━━ INPUT DATA

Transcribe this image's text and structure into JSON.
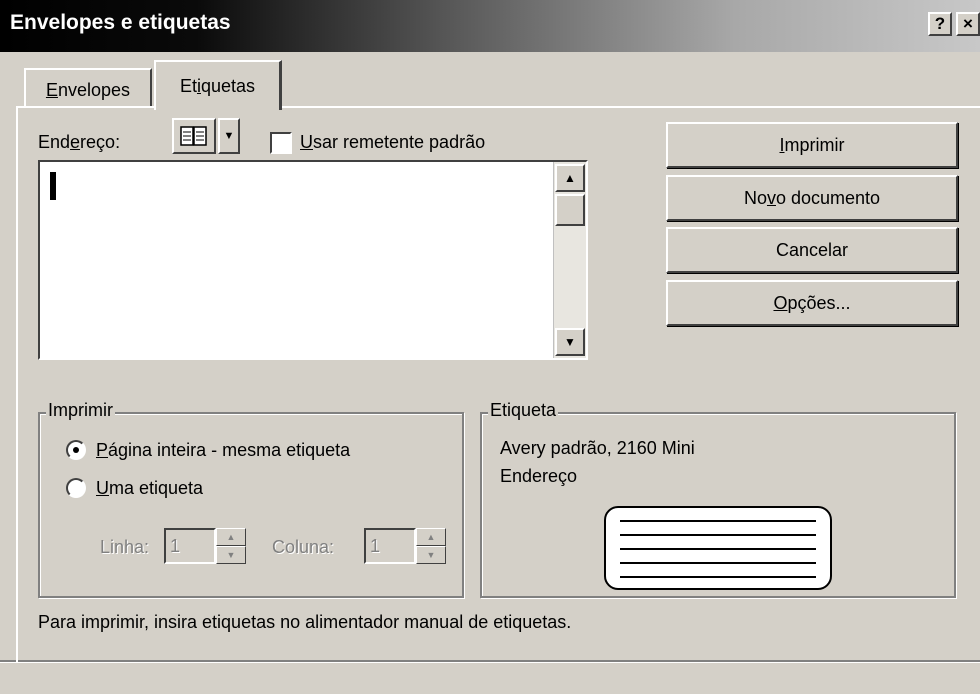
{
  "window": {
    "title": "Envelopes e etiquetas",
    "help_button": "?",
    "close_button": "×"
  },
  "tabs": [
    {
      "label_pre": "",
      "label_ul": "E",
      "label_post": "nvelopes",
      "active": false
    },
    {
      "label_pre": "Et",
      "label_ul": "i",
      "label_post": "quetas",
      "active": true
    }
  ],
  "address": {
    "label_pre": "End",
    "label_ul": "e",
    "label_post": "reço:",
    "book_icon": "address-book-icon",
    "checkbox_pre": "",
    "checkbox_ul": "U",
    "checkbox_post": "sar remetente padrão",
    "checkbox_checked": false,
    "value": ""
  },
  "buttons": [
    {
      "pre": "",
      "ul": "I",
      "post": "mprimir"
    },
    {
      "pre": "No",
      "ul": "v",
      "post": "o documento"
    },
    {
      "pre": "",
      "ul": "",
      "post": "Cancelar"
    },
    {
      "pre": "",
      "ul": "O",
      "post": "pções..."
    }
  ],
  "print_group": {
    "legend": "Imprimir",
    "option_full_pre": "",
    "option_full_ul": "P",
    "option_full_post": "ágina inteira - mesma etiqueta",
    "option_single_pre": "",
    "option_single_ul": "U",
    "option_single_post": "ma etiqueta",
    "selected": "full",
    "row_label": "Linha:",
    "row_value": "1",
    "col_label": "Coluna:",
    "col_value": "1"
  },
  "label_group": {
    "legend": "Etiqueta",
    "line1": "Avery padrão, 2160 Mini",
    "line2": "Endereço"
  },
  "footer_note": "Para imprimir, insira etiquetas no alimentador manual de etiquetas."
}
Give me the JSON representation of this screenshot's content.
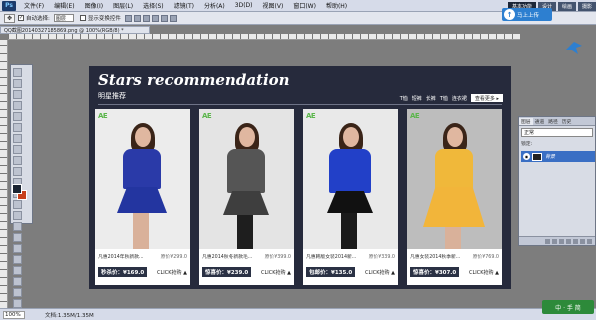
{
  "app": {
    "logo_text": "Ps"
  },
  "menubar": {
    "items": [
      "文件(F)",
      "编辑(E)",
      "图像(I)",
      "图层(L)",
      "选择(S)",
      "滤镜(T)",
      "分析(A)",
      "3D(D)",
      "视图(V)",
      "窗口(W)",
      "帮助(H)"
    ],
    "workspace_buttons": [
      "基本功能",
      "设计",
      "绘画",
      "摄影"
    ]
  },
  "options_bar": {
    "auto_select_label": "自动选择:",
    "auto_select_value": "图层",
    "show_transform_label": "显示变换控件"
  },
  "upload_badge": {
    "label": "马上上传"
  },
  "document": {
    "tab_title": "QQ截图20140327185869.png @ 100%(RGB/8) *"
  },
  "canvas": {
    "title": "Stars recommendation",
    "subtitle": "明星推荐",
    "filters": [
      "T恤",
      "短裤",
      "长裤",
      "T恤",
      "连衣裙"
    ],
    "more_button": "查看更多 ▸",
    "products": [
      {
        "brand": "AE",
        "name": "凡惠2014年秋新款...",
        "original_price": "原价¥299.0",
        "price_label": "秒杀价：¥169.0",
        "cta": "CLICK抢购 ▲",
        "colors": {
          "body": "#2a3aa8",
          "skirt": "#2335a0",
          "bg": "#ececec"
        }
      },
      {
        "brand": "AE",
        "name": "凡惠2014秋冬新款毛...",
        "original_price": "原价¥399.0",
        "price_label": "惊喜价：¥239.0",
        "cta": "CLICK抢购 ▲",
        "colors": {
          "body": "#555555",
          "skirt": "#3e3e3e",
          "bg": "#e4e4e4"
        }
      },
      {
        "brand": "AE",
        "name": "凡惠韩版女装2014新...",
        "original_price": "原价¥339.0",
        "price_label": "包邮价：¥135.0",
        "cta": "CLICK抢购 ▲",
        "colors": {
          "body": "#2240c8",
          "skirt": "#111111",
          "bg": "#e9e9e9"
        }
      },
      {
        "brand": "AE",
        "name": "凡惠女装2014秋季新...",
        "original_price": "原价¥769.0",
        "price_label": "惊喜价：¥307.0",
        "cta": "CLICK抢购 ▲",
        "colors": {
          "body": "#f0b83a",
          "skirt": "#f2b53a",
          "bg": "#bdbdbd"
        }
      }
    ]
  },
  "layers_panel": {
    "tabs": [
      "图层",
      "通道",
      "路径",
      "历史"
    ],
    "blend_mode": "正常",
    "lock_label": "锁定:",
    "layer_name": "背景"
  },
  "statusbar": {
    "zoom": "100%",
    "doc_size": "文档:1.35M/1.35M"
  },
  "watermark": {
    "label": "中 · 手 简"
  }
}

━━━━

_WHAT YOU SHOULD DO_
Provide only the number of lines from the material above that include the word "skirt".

_EXERCISE SOLUTION_
4